In 2018, the Zoo reached a milestone—two, actually—with the birth of our first Amur cubs. First-time mother Satka stepped into her maternal role and proved to be an attentive, nurturing, and, it turned out, vocal parent. “One of the most amazing things to witness is the amount of verbal communication Satka does with her cubs,” Todd said in 2018. “Yowls, grunts, rumbles, chirps, whines—sometimes you can even tell by their responding behavior what she was saying.” The cubs, Dorothy and Maryanne, have grown to be healthy, confident adult leopards.
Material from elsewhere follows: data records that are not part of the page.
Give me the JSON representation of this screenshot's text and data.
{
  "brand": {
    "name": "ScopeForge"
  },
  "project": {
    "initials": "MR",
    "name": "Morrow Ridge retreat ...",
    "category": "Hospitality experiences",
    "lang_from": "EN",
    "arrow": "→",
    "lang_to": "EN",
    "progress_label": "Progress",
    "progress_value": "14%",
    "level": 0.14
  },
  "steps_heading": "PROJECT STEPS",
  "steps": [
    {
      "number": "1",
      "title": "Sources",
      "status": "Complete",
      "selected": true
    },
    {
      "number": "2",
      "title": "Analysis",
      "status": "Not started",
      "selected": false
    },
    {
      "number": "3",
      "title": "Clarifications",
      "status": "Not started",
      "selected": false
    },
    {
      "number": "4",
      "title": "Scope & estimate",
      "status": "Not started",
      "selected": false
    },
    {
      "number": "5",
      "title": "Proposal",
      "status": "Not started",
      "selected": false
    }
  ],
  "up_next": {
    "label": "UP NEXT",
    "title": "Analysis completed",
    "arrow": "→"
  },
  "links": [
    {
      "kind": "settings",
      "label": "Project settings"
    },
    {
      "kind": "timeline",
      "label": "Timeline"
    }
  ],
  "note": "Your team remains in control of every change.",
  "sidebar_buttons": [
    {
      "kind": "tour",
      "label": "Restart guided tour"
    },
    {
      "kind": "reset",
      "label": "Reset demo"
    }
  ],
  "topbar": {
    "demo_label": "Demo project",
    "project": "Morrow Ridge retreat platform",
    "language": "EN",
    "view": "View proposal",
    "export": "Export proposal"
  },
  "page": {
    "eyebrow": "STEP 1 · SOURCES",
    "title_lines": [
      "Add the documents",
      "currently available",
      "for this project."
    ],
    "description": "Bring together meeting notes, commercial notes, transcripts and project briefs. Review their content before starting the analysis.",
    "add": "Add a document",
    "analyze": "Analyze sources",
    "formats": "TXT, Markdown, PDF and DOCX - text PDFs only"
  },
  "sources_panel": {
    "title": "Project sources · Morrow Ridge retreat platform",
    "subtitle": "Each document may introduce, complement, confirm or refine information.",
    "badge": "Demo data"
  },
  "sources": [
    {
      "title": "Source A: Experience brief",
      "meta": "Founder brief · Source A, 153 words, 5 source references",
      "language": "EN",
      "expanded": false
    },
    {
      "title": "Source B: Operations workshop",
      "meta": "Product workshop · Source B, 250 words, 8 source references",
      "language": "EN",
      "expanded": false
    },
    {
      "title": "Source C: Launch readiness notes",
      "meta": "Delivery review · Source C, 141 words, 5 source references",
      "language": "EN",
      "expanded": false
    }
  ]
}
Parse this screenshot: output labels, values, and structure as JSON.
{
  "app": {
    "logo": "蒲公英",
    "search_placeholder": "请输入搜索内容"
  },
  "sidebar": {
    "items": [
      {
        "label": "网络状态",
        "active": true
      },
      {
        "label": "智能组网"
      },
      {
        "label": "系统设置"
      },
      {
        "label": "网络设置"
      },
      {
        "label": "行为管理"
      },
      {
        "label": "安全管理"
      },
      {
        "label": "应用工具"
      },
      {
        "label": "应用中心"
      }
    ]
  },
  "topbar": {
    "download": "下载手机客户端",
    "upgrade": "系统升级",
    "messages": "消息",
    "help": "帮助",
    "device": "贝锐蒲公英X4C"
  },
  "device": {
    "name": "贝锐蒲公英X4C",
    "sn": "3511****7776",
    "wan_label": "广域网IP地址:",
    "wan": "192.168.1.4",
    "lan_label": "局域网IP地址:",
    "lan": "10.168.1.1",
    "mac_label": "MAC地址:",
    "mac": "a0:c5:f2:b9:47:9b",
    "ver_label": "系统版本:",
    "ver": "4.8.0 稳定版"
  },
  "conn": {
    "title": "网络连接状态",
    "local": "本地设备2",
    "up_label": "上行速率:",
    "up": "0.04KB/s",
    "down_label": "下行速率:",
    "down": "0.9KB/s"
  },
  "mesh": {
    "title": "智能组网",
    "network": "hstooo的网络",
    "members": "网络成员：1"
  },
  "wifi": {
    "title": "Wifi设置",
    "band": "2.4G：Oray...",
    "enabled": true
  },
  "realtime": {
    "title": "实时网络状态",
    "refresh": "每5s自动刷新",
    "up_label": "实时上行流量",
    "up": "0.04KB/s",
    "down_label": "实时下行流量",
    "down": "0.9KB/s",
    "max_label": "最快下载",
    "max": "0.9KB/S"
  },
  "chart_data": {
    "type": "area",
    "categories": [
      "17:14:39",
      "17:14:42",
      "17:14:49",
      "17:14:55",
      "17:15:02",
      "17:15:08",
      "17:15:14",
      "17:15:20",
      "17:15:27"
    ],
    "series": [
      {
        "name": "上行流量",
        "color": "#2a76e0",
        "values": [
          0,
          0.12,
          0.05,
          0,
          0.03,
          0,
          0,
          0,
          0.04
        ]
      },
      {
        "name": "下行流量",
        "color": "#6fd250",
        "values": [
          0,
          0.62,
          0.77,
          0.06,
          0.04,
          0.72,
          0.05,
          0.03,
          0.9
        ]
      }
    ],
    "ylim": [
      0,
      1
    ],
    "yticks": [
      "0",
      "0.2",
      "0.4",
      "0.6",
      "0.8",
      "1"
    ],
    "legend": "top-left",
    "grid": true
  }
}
Satka and mate Oskar weren’t finished contributing to their species, however. In April of 2020, the pair produced another pair of cubs—Lev and Tuman. Satka once again took motherhood in stride. “Satka allowed them the opportunity to explore, but was still protective—it’s a good balance,” says Kelly Murphy, senior wildlife care specialist at the Zoo.
Charlie, a non-related male Amur leopard, also lives at the Zoo; he might be a future mate for Maryanne. Many Zoo regulars are big fans of our other Amur leopard—melanistic Mystique, whose beauty has made her a social media favorite. Each cat is, of course, unique in his or her own way, but all are involved in helping their species prevail. “The Amurs at the Zoo give our guests a rare opportunity to see the most endangered cat species there is,” Kelly explains. “Knowledge is power—by connecting to this species, people in turn can make informed decisions that might have an impact on their survival, hopefully in a positive way.”
Kelly adds that these cats are helping boost numbers. “By supporting breeding recommendations, we ensure that we have a healthy, genetically diverse population in our care,” she says. “This can help move forward with rewilding efforts back into their range.”
Amur leopards can be seen in habitats in Africa Rocks, and at Asian Leopards and the Kopje.